== WHAT TO WORK ON ==
Copy each line of the entries beneath that contains the word "JSON".

Data entries:

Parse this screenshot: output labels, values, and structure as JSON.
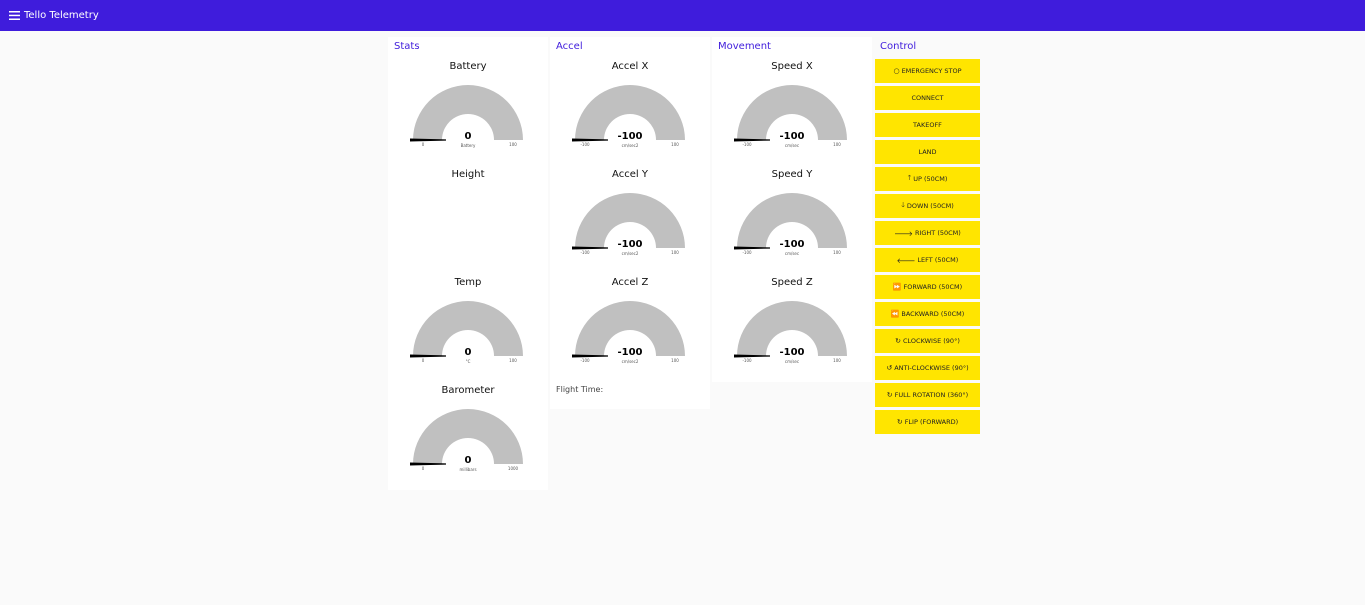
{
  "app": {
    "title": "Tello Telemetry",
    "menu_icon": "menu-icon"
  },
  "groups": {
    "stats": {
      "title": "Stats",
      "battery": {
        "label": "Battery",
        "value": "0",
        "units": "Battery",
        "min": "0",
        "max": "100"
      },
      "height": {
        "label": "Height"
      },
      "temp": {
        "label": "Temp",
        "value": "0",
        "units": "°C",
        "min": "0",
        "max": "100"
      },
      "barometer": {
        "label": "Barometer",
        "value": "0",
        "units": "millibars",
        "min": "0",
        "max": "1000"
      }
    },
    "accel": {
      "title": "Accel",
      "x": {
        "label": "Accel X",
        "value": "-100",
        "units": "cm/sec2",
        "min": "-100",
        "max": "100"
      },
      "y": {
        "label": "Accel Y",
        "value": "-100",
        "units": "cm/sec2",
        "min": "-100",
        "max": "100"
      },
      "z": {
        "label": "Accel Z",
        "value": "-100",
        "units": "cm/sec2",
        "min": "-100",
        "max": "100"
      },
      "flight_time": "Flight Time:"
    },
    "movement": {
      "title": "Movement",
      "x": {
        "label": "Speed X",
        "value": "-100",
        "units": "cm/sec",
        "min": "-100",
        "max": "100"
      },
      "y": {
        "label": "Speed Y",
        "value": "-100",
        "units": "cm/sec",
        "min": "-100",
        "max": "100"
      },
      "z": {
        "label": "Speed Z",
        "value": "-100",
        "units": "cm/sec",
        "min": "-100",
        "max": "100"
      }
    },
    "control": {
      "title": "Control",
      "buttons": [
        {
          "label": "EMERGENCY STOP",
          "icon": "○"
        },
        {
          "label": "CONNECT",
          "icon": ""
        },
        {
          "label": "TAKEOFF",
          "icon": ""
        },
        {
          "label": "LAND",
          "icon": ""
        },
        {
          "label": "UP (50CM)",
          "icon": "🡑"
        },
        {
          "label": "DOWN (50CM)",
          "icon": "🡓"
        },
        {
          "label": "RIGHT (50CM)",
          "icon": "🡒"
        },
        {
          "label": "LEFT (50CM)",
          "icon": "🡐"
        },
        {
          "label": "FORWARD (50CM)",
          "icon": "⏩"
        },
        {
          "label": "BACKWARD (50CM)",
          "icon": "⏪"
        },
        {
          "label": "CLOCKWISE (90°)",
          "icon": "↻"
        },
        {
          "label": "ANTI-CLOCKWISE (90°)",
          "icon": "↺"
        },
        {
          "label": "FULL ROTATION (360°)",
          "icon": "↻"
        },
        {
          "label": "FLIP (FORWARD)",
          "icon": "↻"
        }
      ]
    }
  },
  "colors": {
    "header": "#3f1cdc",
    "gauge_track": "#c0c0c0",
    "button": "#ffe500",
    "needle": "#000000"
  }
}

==

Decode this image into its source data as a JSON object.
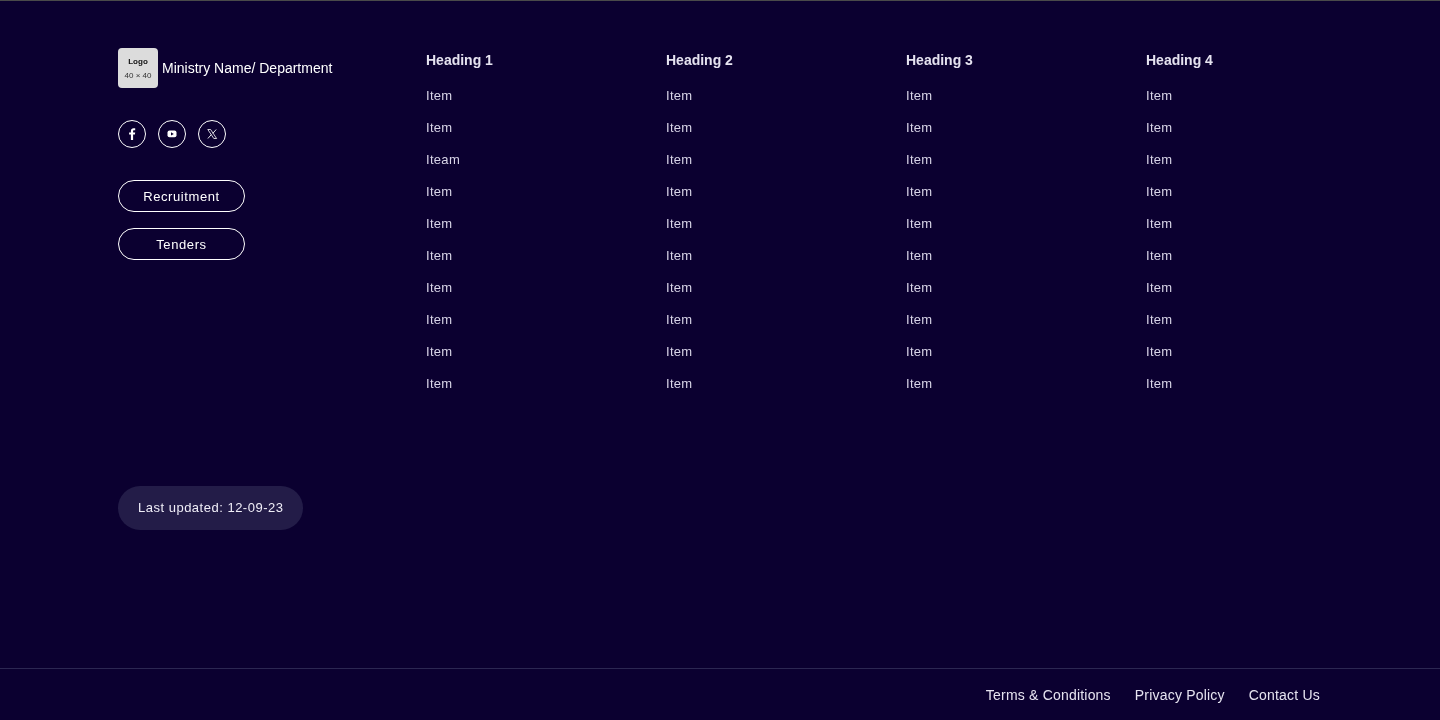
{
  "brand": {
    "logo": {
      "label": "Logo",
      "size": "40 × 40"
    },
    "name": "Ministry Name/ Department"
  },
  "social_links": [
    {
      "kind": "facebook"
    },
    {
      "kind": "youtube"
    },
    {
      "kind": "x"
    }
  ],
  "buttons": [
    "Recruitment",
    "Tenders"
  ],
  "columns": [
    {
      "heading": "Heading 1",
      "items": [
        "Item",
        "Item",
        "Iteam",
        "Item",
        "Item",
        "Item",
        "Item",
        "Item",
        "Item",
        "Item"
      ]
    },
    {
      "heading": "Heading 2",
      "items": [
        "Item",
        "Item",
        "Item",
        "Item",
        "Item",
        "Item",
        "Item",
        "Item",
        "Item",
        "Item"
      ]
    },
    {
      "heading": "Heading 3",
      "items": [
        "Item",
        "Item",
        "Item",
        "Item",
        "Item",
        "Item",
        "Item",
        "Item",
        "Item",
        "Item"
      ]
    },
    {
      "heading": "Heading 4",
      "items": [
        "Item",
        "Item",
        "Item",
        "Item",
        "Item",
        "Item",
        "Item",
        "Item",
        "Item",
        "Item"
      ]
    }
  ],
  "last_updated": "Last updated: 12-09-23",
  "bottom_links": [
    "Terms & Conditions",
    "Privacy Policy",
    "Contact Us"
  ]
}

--

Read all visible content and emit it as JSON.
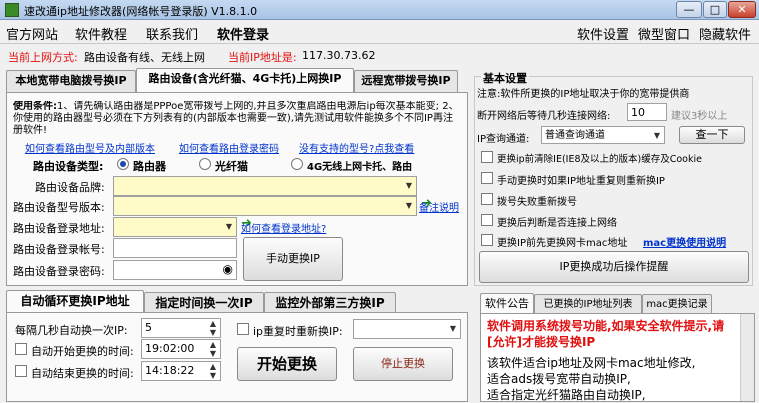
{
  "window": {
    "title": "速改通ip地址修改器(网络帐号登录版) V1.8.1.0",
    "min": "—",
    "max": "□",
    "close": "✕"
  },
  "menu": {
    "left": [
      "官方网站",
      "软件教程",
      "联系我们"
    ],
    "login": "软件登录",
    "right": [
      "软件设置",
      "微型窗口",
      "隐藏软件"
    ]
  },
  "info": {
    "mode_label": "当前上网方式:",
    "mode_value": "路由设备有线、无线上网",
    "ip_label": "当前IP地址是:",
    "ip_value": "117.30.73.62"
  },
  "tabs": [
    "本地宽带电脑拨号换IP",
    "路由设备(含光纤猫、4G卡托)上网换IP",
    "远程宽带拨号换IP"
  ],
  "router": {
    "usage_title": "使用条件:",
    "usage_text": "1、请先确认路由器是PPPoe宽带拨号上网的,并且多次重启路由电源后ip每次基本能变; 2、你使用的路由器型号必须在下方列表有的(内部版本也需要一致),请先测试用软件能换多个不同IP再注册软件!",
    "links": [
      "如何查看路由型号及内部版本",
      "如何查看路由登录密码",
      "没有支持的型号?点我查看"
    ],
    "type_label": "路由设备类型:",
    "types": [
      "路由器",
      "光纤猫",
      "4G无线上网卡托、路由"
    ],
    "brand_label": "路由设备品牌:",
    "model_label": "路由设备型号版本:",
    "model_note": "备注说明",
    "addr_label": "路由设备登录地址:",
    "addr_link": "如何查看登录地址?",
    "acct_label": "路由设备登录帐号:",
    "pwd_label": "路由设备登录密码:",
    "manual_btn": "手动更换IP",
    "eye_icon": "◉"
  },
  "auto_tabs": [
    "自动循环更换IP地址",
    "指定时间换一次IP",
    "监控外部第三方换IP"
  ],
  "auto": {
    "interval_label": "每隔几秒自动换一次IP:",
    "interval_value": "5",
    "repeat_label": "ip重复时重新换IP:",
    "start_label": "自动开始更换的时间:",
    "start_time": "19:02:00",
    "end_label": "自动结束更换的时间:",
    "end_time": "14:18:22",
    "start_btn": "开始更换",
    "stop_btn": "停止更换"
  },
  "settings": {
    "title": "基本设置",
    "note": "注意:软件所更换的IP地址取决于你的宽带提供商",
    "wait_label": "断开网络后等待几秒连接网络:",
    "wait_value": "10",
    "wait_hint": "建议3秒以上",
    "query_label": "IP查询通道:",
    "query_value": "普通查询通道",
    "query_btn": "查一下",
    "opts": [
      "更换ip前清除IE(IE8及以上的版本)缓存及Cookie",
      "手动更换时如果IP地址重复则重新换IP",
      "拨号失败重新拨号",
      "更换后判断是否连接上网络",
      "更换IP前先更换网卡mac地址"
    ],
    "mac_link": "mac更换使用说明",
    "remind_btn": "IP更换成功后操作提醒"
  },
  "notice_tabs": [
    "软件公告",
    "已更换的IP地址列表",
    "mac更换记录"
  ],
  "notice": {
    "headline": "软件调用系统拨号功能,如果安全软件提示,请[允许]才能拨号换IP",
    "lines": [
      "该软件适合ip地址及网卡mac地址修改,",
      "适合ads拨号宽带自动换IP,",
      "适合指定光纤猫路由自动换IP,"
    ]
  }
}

== THE COMPLETED TASK ==
Parse this screenshot: output labels, values, and structure as JSON.
Decode this image into its source data as a JSON object.
Read all visible content and emit it as JSON.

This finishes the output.